_Extracted entries_
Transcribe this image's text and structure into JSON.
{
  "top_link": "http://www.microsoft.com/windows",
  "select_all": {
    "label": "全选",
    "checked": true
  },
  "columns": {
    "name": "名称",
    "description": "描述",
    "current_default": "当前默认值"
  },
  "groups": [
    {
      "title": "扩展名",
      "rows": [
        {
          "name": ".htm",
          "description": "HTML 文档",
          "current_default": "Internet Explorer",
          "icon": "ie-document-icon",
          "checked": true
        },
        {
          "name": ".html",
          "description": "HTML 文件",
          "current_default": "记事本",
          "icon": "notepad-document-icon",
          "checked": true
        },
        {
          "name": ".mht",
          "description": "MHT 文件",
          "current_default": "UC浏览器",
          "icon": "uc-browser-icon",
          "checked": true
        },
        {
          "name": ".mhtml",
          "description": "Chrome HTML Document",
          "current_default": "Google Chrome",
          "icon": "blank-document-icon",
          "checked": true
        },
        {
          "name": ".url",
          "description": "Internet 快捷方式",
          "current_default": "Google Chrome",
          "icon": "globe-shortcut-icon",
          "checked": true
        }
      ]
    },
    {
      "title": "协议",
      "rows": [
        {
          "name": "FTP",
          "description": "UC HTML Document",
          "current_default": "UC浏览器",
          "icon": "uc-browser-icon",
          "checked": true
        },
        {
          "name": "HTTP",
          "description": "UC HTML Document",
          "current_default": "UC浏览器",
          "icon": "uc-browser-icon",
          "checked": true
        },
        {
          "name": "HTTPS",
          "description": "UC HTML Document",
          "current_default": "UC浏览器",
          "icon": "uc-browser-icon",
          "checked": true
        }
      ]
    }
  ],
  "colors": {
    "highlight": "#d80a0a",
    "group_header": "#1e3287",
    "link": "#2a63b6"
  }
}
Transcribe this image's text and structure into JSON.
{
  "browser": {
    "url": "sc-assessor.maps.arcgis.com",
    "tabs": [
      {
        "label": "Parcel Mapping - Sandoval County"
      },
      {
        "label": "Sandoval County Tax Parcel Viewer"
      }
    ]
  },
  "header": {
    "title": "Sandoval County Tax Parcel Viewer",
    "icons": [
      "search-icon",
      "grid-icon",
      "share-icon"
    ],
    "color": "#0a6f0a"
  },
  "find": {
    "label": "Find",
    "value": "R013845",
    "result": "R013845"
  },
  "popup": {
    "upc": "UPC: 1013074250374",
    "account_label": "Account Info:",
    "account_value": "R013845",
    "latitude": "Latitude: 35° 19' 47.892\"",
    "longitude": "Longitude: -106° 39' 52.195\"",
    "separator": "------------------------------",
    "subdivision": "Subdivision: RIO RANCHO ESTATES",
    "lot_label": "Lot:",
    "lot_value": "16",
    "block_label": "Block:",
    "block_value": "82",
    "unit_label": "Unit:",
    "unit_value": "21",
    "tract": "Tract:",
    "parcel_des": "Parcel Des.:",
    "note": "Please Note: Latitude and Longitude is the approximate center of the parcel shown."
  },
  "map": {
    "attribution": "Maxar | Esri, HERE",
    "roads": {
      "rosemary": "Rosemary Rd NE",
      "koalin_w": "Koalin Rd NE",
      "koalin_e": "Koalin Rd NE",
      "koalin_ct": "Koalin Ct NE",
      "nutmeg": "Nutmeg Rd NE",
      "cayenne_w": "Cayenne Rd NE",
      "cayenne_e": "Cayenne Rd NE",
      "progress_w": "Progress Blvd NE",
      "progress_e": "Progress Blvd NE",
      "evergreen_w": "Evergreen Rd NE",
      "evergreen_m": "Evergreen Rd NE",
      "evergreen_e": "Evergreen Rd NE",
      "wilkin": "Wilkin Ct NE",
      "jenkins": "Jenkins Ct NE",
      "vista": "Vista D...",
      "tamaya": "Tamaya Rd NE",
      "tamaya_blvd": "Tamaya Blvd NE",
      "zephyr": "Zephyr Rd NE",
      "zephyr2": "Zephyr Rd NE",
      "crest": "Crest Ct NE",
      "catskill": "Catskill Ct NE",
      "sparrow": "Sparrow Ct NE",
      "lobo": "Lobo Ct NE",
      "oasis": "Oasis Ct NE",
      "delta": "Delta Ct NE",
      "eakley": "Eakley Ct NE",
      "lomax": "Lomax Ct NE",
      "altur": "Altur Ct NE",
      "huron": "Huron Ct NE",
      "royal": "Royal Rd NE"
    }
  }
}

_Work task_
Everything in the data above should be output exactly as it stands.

_Solution for this exercise_
Transcribe this image's text and structure into JSON.
{
  "top_link": "http://www.microsoft.com/windows",
  "select_all": {
    "label": "全选",
    "checked": true
  },
  "columns": {
    "name": "名称",
    "description": "描述",
    "current_default": "当前默认值"
  },
  "groups": [
    {
      "title": "扩展名",
      "rows": [
        {
          "name": ".htm",
          "description": "HTML 文档",
          "current_default": "Internet Explorer",
          "icon": "ie-document-icon",
          "checked": true
        },
        {
          "name": ".html",
          "description": "HTML 文件",
          "current_default": "记事本",
          "icon": "notepad-document-icon",
          "checked": true
        },
        {
          "name": ".mht",
          "description": "MHT 文件",
          "current_default": "UC浏览器",
          "icon": "uc-browser-icon",
          "checked": true
        },
        {
          "name": ".mhtml",
          "description": "Chrome HTML Document",
          "current_default": "Google Chrome",
          "icon": "blank-document-icon",
          "checked": true
        },
        {
          "name": ".url",
          "description": "Internet 快捷方式",
          "current_default": "Google Chrome",
          "icon": "globe-shortcut-icon",
          "checked": true
        }
      ]
    },
    {
      "title": "协议",
      "rows": [
        {
          "name": "FTP",
          "description": "UC HTML Document",
          "current_default": "UC浏览器",
          "icon": "uc-browser-icon",
          "checked": true
        },
        {
          "name": "HTTP",
          "description": "UC HTML Document",
          "current_default": "UC浏览器",
          "icon": "uc-browser-icon",
          "checked": true
        },
        {
          "name": "HTTPS",
          "description": "UC HTML Document",
          "current_default": "UC浏览器",
          "icon": "uc-browser-icon",
          "checked": true
        }
      ]
    }
  ],
  "colors": {
    "highlight": "#d80a0a",
    "group_header": "#1e3287",
    "link": "#2a63b6"
  }
}
Transcribe this image's text and structure into JSON.
{
  "browser": {
    "url": "sc-assessor.maps.arcgis.com",
    "tabs": [
      {
        "label": "Parcel Mapping - Sandoval County"
      },
      {
        "label": "Sandoval County Tax Parcel Viewer"
      }
    ]
  },
  "header": {
    "title": "Sandoval County Tax Parcel Viewer",
    "icons": [
      "search-icon",
      "grid-icon",
      "share-icon"
    ],
    "color": "#0a6f0a"
  },
  "find": {
    "label": "Find",
    "value": "R013845",
    "result": "R013845"
  },
  "popup": {
    "upc": "UPC: 1013074250374",
    "account_label": "Account Info:",
    "account_value": "R013845",
    "latitude": "Latitude: 35° 19' 47.892\"",
    "longitude": "Longitude: -106° 39' 52.195\"",
    "separator": "------------------------------",
    "subdivision": "Subdivision: RIO RANCHO ESTATES",
    "lot_label": "Lot:",
    "lot_value": "16",
    "block_label": "Block:",
    "block_value": "82",
    "unit_label": "Unit:",
    "unit_value": "21",
    "tract": "Tract:",
    "parcel_des": "Parcel Des.:",
    "note": "Please Note: Latitude and Longitude is the approximate center of the parcel shown."
  },
  "map": {
    "attribution": "Maxar | Esri, HERE",
    "roads": {
      "rosemary": "Rosemary Rd NE",
      "koalin_w": "Koalin Rd NE",
      "koalin_e": "Koalin Rd NE",
      "koalin_ct": "Koalin Ct NE",
      "nutmeg": "Nutmeg Rd NE",
      "cayenne_w": "Cayenne Rd NE",
      "cayenne_e": "Cayenne Rd NE",
      "progress_w": "Progress Blvd NE",
      "progress_e": "Progress Blvd NE",
      "evergreen_w": "Evergreen Rd NE",
      "evergreen_m": "Evergreen Rd NE",
      "evergreen_e": "Evergreen Rd NE",
      "wilkin": "Wilkin Ct NE",
      "jenkins": "Jenkins Ct NE",
      "vista": "Vista D...",
      "tamaya": "Tamaya Rd NE",
      "tamaya_blvd": "Tamaya Blvd NE",
      "zephyr": "Zephyr Rd NE",
      "zephyr2": "Zephyr Rd NE",
      "crest": "Crest Ct NE",
      "catskill": "Catskill Ct NE",
      "sparrow": "Sparrow Ct NE",
      "lobo": "Lobo Ct NE",
      "oasis": "Oasis Ct NE",
      "delta": "Delta Ct NE",
      "eakley": "Eakley Ct NE",
      "lomax": "Lomax Ct NE",
      "altur": "Altur Ct NE",
      "huron": "Huron Ct NE",
      "royal": "Royal Rd NE"
    }
  }
}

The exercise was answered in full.